● Work to complete
Go through the lines below. Copy those with "page".

[Dataset rows for apps and sites]
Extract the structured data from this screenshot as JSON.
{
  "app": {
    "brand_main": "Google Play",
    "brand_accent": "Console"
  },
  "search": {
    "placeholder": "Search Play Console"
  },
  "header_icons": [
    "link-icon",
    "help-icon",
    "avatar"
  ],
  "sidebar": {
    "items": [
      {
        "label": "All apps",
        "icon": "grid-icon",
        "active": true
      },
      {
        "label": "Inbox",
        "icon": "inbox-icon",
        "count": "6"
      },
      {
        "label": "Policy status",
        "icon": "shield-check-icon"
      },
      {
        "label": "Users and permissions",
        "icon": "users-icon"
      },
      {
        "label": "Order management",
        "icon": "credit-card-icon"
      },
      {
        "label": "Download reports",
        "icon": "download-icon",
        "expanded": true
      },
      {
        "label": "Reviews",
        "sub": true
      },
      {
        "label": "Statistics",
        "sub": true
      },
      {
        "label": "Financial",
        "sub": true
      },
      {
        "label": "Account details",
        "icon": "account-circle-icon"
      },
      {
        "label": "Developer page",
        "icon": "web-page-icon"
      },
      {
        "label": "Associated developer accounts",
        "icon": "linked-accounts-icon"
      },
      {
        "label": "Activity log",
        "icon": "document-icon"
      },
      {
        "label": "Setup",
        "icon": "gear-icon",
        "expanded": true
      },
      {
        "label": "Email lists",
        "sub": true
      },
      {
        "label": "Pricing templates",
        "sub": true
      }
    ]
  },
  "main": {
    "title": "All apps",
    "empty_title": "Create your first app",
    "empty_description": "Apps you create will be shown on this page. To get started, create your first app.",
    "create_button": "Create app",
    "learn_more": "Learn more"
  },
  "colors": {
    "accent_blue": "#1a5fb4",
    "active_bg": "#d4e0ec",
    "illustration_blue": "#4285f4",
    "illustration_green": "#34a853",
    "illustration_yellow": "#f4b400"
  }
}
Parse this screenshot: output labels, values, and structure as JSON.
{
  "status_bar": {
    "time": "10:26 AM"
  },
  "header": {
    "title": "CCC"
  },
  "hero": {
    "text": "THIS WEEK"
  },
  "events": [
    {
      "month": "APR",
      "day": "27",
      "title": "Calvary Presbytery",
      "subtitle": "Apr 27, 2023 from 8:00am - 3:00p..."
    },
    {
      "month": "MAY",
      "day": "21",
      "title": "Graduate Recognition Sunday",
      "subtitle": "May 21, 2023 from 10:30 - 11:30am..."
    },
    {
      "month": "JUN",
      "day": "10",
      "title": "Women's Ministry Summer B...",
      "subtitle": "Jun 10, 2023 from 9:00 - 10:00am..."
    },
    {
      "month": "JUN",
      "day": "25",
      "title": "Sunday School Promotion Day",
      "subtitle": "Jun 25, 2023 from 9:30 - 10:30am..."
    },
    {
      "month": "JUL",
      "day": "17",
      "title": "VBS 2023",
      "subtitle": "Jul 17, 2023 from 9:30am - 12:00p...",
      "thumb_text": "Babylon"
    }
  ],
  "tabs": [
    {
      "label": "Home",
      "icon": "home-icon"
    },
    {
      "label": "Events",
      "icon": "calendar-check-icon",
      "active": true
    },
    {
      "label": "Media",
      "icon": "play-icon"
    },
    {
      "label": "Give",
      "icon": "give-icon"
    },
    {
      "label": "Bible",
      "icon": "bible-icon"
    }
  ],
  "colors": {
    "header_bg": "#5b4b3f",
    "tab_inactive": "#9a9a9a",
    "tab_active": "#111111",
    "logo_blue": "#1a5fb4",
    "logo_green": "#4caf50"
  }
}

● Exercise response
        "label": "Developer page",
        "icon": "web-page-icon"
    "empty_description": "Apps you create will be shown on this page. To get started, create your first app.",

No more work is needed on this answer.